---- Input data
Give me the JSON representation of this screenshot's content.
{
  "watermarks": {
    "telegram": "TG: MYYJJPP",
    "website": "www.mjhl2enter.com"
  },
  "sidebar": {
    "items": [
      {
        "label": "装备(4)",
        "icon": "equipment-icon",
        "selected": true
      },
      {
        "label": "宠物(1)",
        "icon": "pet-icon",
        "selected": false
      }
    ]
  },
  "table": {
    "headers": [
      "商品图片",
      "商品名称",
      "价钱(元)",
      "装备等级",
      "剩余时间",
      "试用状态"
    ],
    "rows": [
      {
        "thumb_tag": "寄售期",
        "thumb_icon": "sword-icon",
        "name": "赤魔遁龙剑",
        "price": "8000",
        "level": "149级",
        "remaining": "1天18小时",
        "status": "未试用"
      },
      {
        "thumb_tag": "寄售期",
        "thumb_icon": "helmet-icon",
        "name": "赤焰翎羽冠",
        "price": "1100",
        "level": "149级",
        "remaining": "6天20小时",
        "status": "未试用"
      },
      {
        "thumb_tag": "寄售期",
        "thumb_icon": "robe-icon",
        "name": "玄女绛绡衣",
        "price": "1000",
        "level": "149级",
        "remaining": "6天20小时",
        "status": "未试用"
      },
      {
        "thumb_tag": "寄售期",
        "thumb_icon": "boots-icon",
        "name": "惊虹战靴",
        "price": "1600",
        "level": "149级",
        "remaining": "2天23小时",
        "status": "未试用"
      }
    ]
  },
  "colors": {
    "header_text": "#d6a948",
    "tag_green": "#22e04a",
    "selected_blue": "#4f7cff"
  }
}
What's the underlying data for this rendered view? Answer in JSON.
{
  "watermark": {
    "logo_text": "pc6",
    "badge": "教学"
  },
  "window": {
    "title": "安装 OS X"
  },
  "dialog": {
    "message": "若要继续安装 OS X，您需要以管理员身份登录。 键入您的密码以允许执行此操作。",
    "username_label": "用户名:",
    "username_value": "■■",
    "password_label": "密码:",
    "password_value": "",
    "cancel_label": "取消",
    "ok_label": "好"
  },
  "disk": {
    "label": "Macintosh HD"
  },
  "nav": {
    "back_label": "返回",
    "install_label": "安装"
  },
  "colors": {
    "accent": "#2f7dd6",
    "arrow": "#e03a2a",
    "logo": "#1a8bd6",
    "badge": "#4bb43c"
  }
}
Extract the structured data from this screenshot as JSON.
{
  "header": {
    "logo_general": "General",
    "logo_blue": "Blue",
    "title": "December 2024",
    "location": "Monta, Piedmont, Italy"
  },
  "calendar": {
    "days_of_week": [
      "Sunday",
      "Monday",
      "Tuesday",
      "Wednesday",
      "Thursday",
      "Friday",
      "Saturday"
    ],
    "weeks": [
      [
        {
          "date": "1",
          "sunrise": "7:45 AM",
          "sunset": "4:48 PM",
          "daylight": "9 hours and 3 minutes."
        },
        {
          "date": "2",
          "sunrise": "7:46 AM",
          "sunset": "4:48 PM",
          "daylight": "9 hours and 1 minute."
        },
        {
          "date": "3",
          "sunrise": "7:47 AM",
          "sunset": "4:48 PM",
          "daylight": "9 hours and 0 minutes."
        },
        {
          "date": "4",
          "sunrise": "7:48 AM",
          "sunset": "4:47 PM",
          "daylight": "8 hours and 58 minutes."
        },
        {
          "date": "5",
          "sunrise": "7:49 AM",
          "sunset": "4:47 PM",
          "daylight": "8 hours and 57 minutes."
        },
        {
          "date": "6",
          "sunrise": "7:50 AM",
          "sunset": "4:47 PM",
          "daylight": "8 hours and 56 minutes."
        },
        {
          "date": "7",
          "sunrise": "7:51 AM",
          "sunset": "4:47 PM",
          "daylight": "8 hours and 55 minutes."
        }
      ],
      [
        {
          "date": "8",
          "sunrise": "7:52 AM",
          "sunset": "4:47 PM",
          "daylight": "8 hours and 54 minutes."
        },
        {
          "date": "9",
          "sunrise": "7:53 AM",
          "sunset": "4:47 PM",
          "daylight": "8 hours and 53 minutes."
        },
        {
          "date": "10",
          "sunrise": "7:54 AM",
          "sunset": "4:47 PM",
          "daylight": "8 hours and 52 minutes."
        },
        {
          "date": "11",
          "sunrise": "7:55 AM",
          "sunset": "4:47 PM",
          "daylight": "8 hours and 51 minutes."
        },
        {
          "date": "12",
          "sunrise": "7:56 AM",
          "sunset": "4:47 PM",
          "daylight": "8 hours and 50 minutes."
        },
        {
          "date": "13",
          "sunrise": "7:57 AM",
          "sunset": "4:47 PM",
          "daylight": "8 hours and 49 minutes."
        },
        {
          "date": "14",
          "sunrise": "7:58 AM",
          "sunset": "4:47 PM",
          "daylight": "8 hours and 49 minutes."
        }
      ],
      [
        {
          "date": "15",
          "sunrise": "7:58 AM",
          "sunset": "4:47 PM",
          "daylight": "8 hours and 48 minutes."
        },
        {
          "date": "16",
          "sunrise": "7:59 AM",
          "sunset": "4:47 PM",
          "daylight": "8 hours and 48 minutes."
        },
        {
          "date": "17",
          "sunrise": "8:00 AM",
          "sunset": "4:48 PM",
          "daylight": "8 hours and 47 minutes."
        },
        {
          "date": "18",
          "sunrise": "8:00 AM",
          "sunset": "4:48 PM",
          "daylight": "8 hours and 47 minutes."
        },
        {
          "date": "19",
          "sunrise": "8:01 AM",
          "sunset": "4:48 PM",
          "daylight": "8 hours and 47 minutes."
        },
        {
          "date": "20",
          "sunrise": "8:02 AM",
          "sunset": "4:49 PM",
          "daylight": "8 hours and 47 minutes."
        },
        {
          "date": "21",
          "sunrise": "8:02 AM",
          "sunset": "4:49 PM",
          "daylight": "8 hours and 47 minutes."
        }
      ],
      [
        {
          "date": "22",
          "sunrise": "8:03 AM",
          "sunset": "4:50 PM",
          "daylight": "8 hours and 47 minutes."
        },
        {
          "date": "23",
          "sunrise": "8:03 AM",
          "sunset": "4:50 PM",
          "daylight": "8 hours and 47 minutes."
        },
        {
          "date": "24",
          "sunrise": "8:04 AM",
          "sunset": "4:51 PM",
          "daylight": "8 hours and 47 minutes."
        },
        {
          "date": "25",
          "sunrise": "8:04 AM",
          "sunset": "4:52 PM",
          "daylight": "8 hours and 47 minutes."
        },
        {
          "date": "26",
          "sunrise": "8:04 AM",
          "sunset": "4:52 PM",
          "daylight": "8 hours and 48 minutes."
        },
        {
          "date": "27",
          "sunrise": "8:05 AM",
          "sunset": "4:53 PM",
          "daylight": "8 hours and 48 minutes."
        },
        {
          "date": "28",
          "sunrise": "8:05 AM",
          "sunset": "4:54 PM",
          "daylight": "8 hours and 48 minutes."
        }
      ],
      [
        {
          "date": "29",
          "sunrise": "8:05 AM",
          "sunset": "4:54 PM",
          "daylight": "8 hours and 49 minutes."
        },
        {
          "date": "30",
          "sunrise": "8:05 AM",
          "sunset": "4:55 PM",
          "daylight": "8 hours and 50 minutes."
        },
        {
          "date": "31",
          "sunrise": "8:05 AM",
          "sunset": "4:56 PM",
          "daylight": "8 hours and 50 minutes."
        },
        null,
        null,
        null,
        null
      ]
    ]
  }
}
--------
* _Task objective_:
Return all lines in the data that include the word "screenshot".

* _Completed task_:
Give me the JSON representation of this screenshot's content.
Extract the structured data from this screenshot as JSON.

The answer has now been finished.